Romney On Omitting U.S. Troops From RNC Speech: ‘You Talk About Things You Think Are Important’

In an interview with Fox News this afternoon, Mitt Romney shot back at critics who complained that he didn’t mention Afghanistan or praise U.S. troops in his convention speech last week, arguing that he focused on issues that are “important.”

Fox News’s Brett Baier told Romney that “several speakers” at the Democratic National Convention in Charlotte this week criticized the GOP presidential nominee for the omissions (actually it was right-wing foreign policy leader Bill Kristol who started the attacks) and asked him if he had any regrets. “I only regret you’re repeating it day in and day out,” Romney said, adding that his speech focused on things that are important:

BAIER: To hear several speakers in Charlotte … they were essentially saying that you don’t care about the U.S. military because you didn’t mention U.S. troops and the war in Afghanistan in your nomination acceptance speech. … Do you regret opening up this line of attack, now a recurring attack, by leaving out that issue in the speech.

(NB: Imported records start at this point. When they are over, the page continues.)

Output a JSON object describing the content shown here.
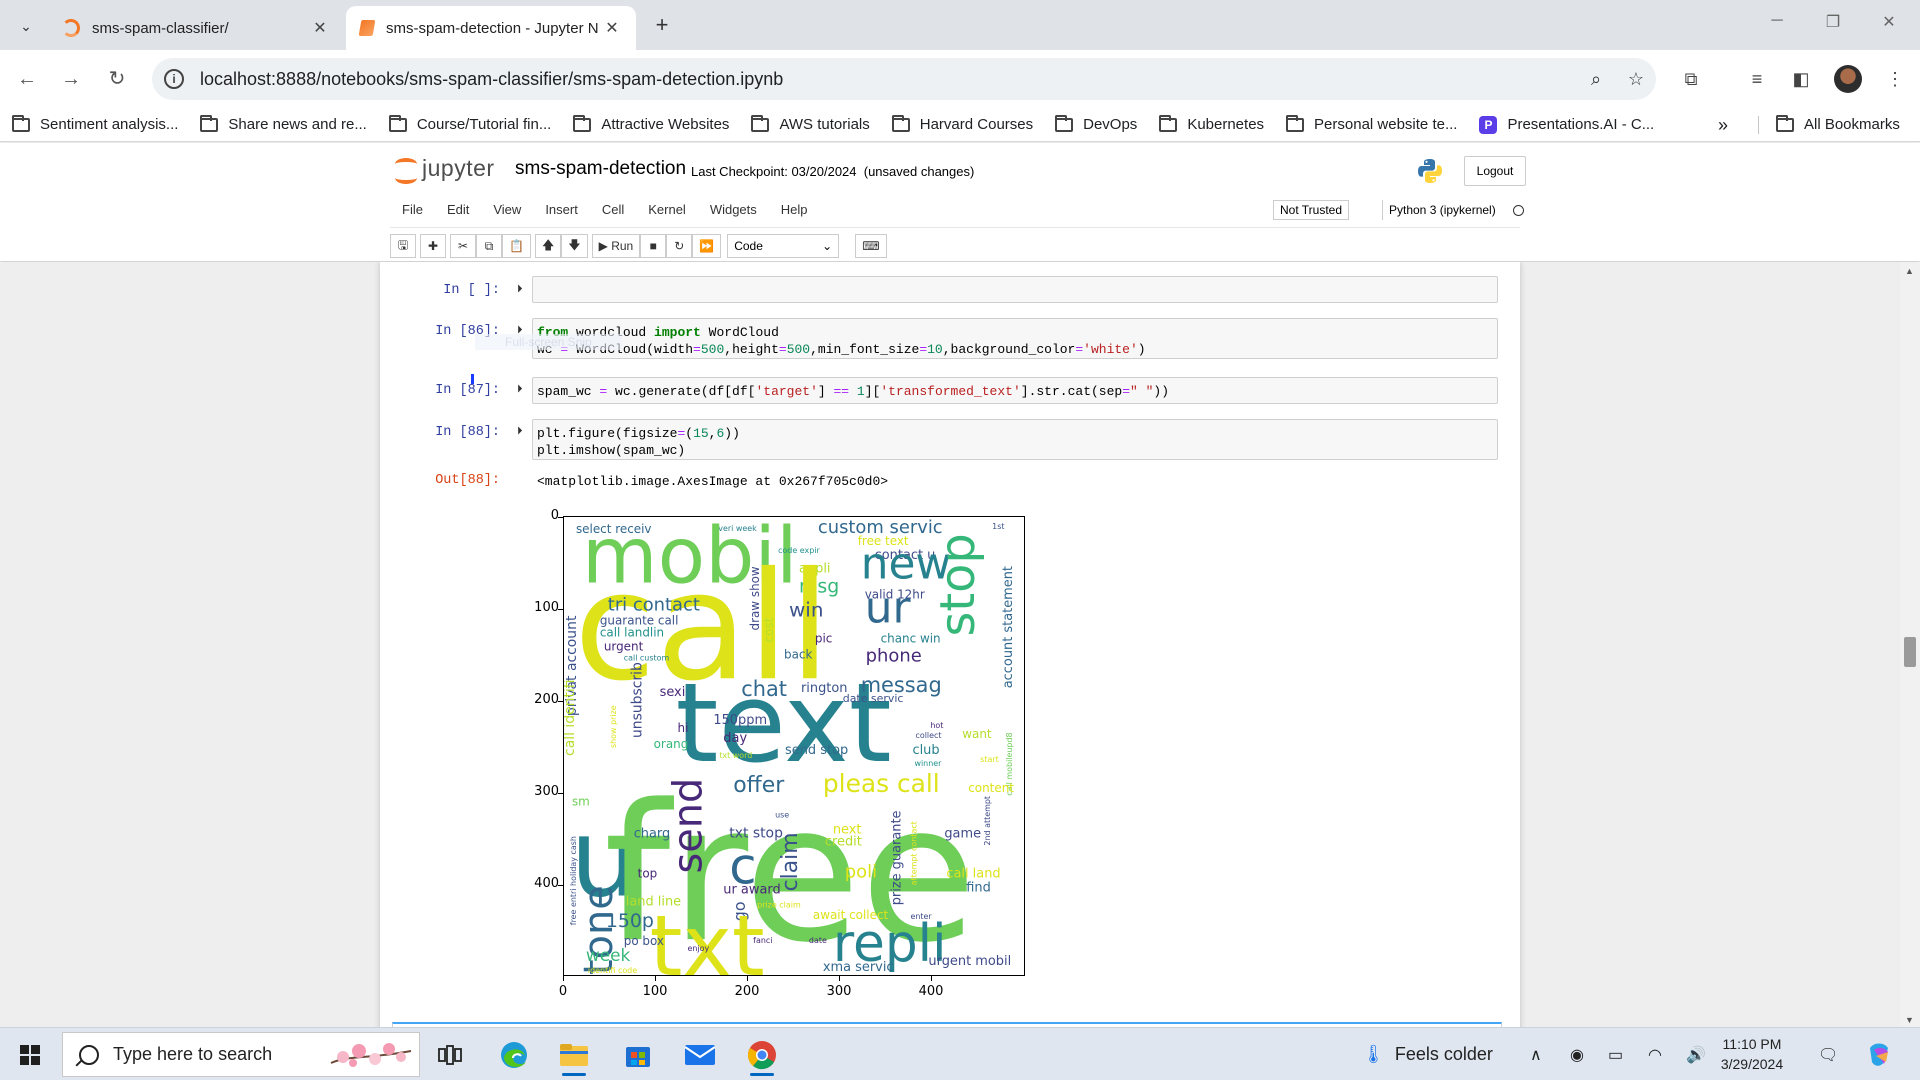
{
  "browser": {
    "tabs": [
      {
        "title": "sms-spam-classifier/",
        "active": false
      },
      {
        "title": "sms-spam-detection - Jupyter N",
        "active": true
      }
    ],
    "url": "localhost:8888/notebooks/sms-spam-classifier/sms-spam-detection.ipynb",
    "bookmarks": [
      "Sentiment analysis...",
      "Share news and re...",
      "Course/Tutorial fin...",
      "Attractive Websites",
      "AWS tutorials",
      "Harvard Courses",
      "DevOps",
      "Kubernetes",
      "Personal website te...",
      "Presentations.AI - C..."
    ],
    "all_bookmarks": "All Bookmarks"
  },
  "jupyter": {
    "logo_text": "jupyter",
    "notebook_name": "sms-spam-detection",
    "checkpoint": "Last Checkpoint: 03/20/2024",
    "unsaved": "(unsaved changes)",
    "logout": "Logout",
    "menu": [
      "File",
      "Edit",
      "View",
      "Insert",
      "Cell",
      "Kernel",
      "Widgets",
      "Help"
    ],
    "trust": "Not Trusted",
    "kernel": "Python 3 (ipykernel)",
    "run_label": "Run",
    "cell_type": "Code"
  },
  "cells": {
    "empty_prompt": "In [ ]:",
    "c86_prompt": "In [86]:",
    "c87_prompt": "In [87]:",
    "c88_prompt": "In [88]:",
    "out88_prompt": "Out[88]:",
    "out88_text": "<matplotlib.image.AxesImage at 0x267f705c0d0>",
    "snip_hint": "Full-screen Snip"
  },
  "figure": {
    "y_ticks": [
      "0",
      "100",
      "200",
      "300",
      "400"
    ],
    "x_ticks": [
      "0",
      "100",
      "200",
      "300",
      "400"
    ]
  },
  "taskbar": {
    "search_placeholder": "Type here to search",
    "weather": "Feels colder",
    "time": "11:10 PM",
    "date": "3/29/2024"
  }
}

ROMNEY: I only regret you’re repeating it day in and day out. When you give a speech you don’t go through a laundry list, you talk about the things that you think are important and I described in my speech, my commitment to a strong military unlike the president’s decision to cut our military. And I didn’t use the word troops, I used the word military. I think they refer to the same thing.

Watch the clip:

The war in Afghanistan and the sacrifices made by U.S. troops weren’t important enough for Romney to talk about them in his speech? His speech did mention the military, but only to say that he wants to “preserve” a strong military (incidentally so does Obama). But Kristol’s criticism was not that Romney didn’t mention the military but that he did not pay tribute to U.S. troops who fought or are fighting in Iraq and Afghanistan.


But what is Romney’s “commitment to a strong military”? He plans to increase military spending by $2.1 trillion over the next ten years (which the military does not need) without offering a plan to pay for it. That doesn’t sound too much like a strong commitment to the economy.